Bank of America Agrees to Massive $2.3-Billion Class Action Settlement

RSS Feed

The consequences of the financial crisis that began four years ago this month, with the collapse of Lehman Brothers, continue to take tangible form, most recently in Bank of America’s $2.3 billion settlement of claims related to its 2008 acquisition of Merrill Lynch. While not the largest federal securities settlement of all time, the Bank of America settlement falls within the top ten, among such dubious company as WorldCom and Enron (according to Stanford Law School Professor Joe Grundfest, who systematically follows and analyzes securities litigation under the auspices of Stanford’s Securities Class Action Clearinghouse). 

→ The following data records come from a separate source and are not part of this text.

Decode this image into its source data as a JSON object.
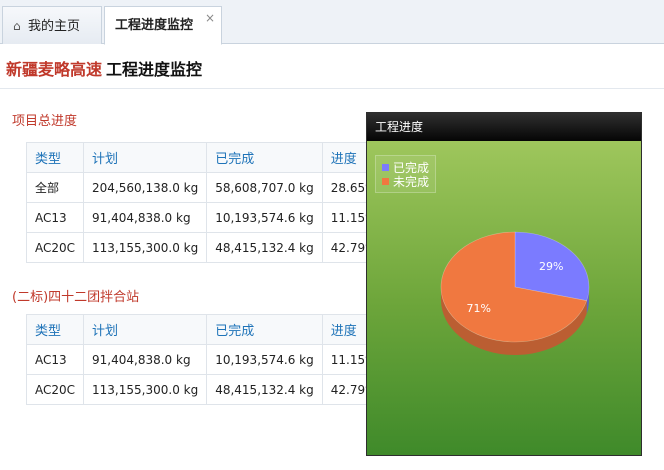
{
  "tabs": [
    {
      "label": "我的主页",
      "icon": "home-icon"
    },
    {
      "label": "工程进度监控",
      "close": "×"
    }
  ],
  "header": {
    "brand": "新疆麦略高速",
    "title": "工程进度监控"
  },
  "sections": [
    {
      "title": "项目总进度",
      "columns": [
        "类型",
        "计划",
        "已完成",
        "进度"
      ],
      "rows": [
        [
          "全部",
          "204,560,138.0 kg",
          "58,608,707.0 kg",
          "28.65%"
        ],
        [
          "AC13",
          "91,404,838.0 kg",
          "10,193,574.6 kg",
          "11.15%"
        ],
        [
          "AC20C",
          "113,155,300.0 kg",
          "48,415,132.4 kg",
          "42.79%"
        ]
      ]
    },
    {
      "title": "(二标)四十二团拌合站",
      "columns": [
        "类型",
        "计划",
        "已完成",
        "进度"
      ],
      "rows": [
        [
          "AC13",
          "91,404,838.0 kg",
          "10,193,574.6 kg",
          "11.15%"
        ],
        [
          "AC20C",
          "113,155,300.0 kg",
          "48,415,132.4 kg",
          "42.79%"
        ]
      ]
    }
  ],
  "chart_data": {
    "type": "pie",
    "title": "工程进度",
    "legend_position": "top-left",
    "slices": [
      {
        "label": "已完成",
        "value": 29,
        "display": "29%",
        "color": "#7b7bff"
      },
      {
        "label": "未完成",
        "value": 71,
        "display": "71%",
        "color": "#f07840"
      }
    ]
  }
}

Within days of Bank America’s $50-billion acquisition of Merrill Lynch, leading voices in the financial press expressed their skepticism, with one characterizing it as “the deal from hell.”  However, in ill-advised public statements that would provide evidentiary fodder for the newly-settled litigation, Bank of America boasted that the synergy between it and Merrill Lynch would create a single dominant financial-services company. Instead, the hastily-constructed deal quickly proved to be disastrous, as many of Merrill Lynch’s top executives fled in the wake of revelations of huge, undisclosed losses.

Specific terms of the settlement — including how much individual shareholders and class counsel will receive — have not been released. However, this information will be included in the preliminary approval papers, likely to be filed presently.